## TASK OBJECTIVE
Where does the string "Tissues" appear? Copy every line of the entries below that holds it.

Collected data:
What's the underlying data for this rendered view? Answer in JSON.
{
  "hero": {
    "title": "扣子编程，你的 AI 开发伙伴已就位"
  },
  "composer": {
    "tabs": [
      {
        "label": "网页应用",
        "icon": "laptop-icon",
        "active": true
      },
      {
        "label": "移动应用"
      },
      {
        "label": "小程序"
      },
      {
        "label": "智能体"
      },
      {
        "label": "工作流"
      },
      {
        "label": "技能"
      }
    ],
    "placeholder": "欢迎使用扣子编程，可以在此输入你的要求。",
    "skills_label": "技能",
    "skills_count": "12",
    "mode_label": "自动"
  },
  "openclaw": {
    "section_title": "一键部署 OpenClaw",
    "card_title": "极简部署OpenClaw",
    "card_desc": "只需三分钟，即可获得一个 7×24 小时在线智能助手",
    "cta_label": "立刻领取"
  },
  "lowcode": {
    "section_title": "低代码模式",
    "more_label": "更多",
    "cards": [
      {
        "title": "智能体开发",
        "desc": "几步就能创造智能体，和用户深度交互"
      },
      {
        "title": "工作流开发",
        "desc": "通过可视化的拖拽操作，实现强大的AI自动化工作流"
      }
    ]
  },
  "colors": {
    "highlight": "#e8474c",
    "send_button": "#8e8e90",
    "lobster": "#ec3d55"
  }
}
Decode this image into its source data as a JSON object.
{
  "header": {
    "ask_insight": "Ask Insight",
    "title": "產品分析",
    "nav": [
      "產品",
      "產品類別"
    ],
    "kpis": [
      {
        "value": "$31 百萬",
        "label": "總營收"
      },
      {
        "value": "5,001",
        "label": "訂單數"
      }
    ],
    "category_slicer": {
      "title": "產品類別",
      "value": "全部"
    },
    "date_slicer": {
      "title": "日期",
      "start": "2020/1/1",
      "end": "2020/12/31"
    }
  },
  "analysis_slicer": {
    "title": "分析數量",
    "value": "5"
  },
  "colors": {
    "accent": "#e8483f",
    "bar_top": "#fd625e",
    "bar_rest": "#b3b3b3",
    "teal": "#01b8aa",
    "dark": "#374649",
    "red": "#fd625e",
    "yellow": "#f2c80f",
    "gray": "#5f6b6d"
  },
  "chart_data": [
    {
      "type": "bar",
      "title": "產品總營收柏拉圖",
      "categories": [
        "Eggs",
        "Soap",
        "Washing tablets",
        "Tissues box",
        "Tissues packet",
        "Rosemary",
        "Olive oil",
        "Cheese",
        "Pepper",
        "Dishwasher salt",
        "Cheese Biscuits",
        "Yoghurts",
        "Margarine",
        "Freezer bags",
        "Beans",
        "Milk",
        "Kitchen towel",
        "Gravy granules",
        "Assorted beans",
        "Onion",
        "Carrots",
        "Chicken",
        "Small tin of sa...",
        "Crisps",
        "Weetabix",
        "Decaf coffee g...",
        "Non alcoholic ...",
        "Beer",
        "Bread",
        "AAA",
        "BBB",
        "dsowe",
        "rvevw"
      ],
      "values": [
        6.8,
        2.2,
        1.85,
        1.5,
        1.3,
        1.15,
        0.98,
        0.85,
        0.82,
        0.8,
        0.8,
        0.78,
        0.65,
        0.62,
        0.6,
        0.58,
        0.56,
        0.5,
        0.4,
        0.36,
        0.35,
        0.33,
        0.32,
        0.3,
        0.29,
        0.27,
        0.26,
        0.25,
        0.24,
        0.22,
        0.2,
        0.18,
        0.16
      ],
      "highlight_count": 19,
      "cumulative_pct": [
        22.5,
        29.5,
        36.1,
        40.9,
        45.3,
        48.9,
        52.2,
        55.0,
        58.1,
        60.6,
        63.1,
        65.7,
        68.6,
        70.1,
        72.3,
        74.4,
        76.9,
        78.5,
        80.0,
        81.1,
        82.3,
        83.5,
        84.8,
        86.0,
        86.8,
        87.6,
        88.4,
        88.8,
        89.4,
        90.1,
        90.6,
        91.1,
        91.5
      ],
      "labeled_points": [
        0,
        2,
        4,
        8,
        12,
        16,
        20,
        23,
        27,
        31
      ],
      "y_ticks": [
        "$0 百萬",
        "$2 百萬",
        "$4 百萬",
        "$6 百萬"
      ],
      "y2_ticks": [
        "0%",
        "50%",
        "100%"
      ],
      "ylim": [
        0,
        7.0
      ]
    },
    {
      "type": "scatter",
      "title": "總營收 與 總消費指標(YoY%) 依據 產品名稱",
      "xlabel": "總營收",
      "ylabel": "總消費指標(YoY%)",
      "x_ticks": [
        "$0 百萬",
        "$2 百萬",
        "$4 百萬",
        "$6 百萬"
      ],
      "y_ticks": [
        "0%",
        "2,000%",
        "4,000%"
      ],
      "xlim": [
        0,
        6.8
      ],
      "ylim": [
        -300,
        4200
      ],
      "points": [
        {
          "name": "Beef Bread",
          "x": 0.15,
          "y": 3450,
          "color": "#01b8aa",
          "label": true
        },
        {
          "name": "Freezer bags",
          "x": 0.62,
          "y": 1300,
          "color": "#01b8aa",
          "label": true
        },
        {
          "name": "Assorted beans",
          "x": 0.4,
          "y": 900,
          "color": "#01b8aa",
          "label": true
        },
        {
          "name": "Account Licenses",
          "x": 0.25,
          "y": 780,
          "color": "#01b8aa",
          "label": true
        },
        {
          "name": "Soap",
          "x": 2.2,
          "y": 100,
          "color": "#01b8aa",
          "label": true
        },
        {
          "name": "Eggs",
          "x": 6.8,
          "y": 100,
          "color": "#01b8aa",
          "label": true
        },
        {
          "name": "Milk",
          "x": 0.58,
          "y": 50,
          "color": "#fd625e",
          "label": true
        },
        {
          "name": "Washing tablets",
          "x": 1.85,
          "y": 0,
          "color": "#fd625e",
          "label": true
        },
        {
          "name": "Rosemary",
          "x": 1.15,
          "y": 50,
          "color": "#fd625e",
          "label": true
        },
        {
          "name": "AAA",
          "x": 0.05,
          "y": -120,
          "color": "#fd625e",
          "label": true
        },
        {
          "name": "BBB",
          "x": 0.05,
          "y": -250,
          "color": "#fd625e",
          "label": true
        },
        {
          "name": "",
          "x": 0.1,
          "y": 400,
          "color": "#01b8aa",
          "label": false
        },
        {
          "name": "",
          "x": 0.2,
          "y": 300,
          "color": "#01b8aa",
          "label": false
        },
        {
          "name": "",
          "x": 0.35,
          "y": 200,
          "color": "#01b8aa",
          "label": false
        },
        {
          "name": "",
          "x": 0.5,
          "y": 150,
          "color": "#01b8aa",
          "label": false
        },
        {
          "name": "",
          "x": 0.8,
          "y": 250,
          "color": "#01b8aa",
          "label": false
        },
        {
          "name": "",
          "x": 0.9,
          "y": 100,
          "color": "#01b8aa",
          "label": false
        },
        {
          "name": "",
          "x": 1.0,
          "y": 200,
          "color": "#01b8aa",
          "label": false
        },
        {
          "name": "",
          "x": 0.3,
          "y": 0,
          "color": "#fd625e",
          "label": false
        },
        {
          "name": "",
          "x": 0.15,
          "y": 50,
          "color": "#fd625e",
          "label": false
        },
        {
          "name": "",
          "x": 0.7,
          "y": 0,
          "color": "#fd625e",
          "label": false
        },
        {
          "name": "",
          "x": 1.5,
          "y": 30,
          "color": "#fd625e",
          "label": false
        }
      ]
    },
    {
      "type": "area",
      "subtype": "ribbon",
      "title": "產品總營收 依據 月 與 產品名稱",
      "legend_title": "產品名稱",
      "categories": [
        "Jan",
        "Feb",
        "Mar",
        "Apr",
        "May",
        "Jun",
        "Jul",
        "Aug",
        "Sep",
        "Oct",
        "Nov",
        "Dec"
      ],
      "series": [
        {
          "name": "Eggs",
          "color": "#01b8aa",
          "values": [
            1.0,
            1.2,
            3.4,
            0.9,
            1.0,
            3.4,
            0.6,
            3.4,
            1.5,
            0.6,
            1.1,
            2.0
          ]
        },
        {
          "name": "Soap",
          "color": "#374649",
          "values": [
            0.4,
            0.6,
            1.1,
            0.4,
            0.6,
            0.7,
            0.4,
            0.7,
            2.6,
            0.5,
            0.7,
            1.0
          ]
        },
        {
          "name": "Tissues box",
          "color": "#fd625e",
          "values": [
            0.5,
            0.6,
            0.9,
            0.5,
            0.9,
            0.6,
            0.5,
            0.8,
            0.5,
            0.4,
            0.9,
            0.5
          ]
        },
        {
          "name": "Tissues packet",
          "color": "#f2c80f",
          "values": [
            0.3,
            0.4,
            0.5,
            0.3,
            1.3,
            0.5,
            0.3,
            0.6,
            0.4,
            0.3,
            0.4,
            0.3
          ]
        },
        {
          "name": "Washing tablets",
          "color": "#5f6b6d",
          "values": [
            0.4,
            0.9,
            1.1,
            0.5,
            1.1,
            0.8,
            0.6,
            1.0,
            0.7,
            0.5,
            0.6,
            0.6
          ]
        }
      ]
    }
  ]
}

## REPLY TO THE TASK
        "Tissues box",
        "Tissues packet",
          "name": "Tissues box",
          "name": "Tissues packet",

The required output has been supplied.